The Trump administration is considering expanding the ethanol waiver in the Clean Air Act (CAA) to allow E15 fuel (gasoline containing up to 15% ethanol) to be sold year round. The Environmental Protection Agency has indicated that it has been exploring this action as well, and the ethanol industry has been lobbying for years in pursuit of this change. There’s just one problem: EPA does not have the authority to expand the waiver, only Congress can do so by changing the law.

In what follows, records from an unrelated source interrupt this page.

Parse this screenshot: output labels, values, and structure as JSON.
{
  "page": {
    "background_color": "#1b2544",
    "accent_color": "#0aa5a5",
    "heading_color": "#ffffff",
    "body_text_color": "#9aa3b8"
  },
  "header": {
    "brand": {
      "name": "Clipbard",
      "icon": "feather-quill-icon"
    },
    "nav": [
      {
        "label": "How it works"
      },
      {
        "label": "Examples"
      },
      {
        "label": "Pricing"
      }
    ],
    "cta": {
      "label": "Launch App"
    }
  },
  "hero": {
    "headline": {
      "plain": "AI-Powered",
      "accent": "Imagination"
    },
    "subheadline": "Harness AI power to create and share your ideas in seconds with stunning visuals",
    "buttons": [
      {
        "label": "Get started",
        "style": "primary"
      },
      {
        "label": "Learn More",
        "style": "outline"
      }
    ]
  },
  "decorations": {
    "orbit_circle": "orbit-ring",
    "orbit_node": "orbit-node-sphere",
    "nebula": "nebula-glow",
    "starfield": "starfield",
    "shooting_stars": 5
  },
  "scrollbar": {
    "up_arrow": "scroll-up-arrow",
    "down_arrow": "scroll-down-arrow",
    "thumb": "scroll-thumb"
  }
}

The CAA explicitly states that during the “high ozone season,” which EPA defines as June 1st to September 15th, it is illegal to sell any fuel with a volatility measurement above a specified statutory level (42 USC 7545(h)(1)). The term for the measure of fuel volatility is Reid Vapor Pressure (RVP), and it is expressed in pounds per square inch (psi). Fuel volatility measures a fuel’s propensity to evaporate. Fuels that evaporate more readily contribute more pollutants to the air, which is why Congress elected to set a maximum volatility level. In nonattainment areas, or areas where pollutants regulated under the Clean Air Act exceed maximum levels, the CAA requires EPA to set maximum RVP levels below the standard maximum of 9 psi.
This CAA mandate represents a problem for fuel blends containing ethanol because ethanol is more evaporative than pure gasoline. Many ethanol blends cannot meet the RVP maximum of 9 psi (or the lower non-attainment psi maximum) and thus may not be sold during high ozone season. To allow for ethanol sales, Congress created a special waiver for certain ethanol blends (42 USC 7545(h)(4)). This waiver allows for a one pound allowance above the maximum RVP for fuel blends containing gasoline and 10 percent ethanol (so 10 psi rather than 9 psi for the standard RVP level). This waiver explicitly applies only to fuel blends containing gasoline and 10 percent ethanol, no others.
In recent years the ethanol industry received approval for and began selling fuel blends containing gasoline and 15 percent ethanol. However, according to the plain text of the CAA ethanol waiver, E15 does not qualify for the one pound RVP allowance. EPA recognized this distinction and continues the prohibition on the of the sale of E15 in large parts of the country during the high ozone season from June to September.
The biofuel industry argues that this is unfair and that E15 should be able to be sold year round. Whatever your opinion on the merits of that assertion, there is no question that as a statutory matter the ethanol waiver only applies to E10 fuel blends. While administrative agencies are given plenty of leeway to interpret statutory language that is ambiguous or unclear, this is not such a case. Congress allows the waiver only for E10. Thus, the EPA cannot administratively expand the one pound waiver to cover E15, Congress must change the law. Indeed there have been several pieces of legislation introduced to do just that.
Under the previous administration, a bad habit was developed of disregarding the plain language of statutes to push policy changes over the objections of Congress. This was rightly decried as illegal executive overreach, fundamentally undermining the rule of law. The Trump administration should refrain from developing a similar habit. If the ethanol industry wants to expand their Clean Air Act waiver, they need to get it from Congress.